The FAA first issued noise standards for civil aircraft in 1969, when regulations established that minimum noise performance levels be demonstrated for new turbojet and transport category large airplane designs.
Over the years, the FAA has also adopted regulations that phase out the use of Stage 1 and 2 aircraft weighing more than 75,000 pounds. In 2012, Congress passed the FAA Modernization and Reform Act, which includes the phase out of all Stage 2 aircraft. All aircraft are required to comply with Stage 3 noise levels as of December 31, 2015.
The FAA regulates air traffic, including altitude. An aircraft being flown using Instrument Flight Rules (IFR) must follow instructions given by the FAA for the particular flight. During instrument meteorological conditions, aircraft must approach the airport using the instrument approach system that is available for the runway being used. Instrument approaches are designed to provide lateral and vertical guidance to the runway threshold, while FAA air traffic controllers ensure appropriate aircraft spacing. Aircraft executing a full instrument approach are vectored to a point on the final approach.
During visual meteorological conditions, aircraft may be authorized to fly a visual approach to the airport. When that happens, the pilot navigates on his/her own to the runway and spaces his/her aircraft to follow traffic as dictated by controllers in the airport traffic control tower.
Visual Flight Rule (VFR)
Traffic generates fluid flight patterns at Hanscom. If an aircraft is being flown VFR, the pilot must communicate with the FAA tower when in controlled airspace, but the pilot has more flexibility than when flying IFR. Both IFR and VFR departures tend to fan out from the end of the runway.
Historically air traffic controllers have relied on radar (Radio Detection and Ranging) for aircraft surveillance. Radar has been upgraded through the years, but is still relatively expensive and has limitations, including line-of-site only surveillance and accuracy decreases with distance. The terminal radar at Logan International Airport (BOS) is the closest to Hanscom Field (BED) and provides the best surveillance due to its proximity. View more information about
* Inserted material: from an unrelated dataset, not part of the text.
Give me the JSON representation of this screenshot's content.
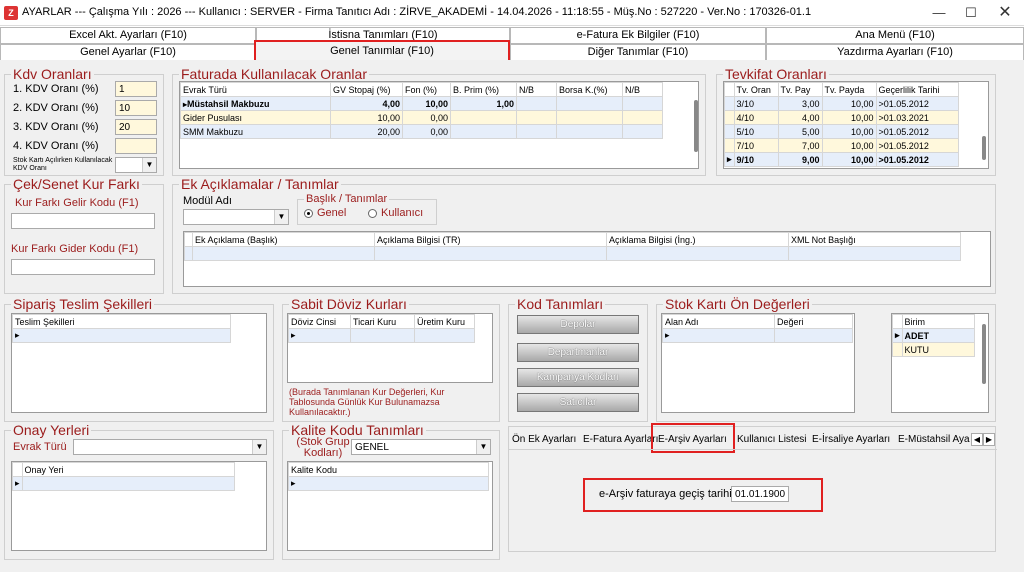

Surveillance Radar. Overflights
Routinely there are non-Hanscom related flights that fly over the Hanscom area. These may be Logan flights, or aircraft that may be flying between two other airports.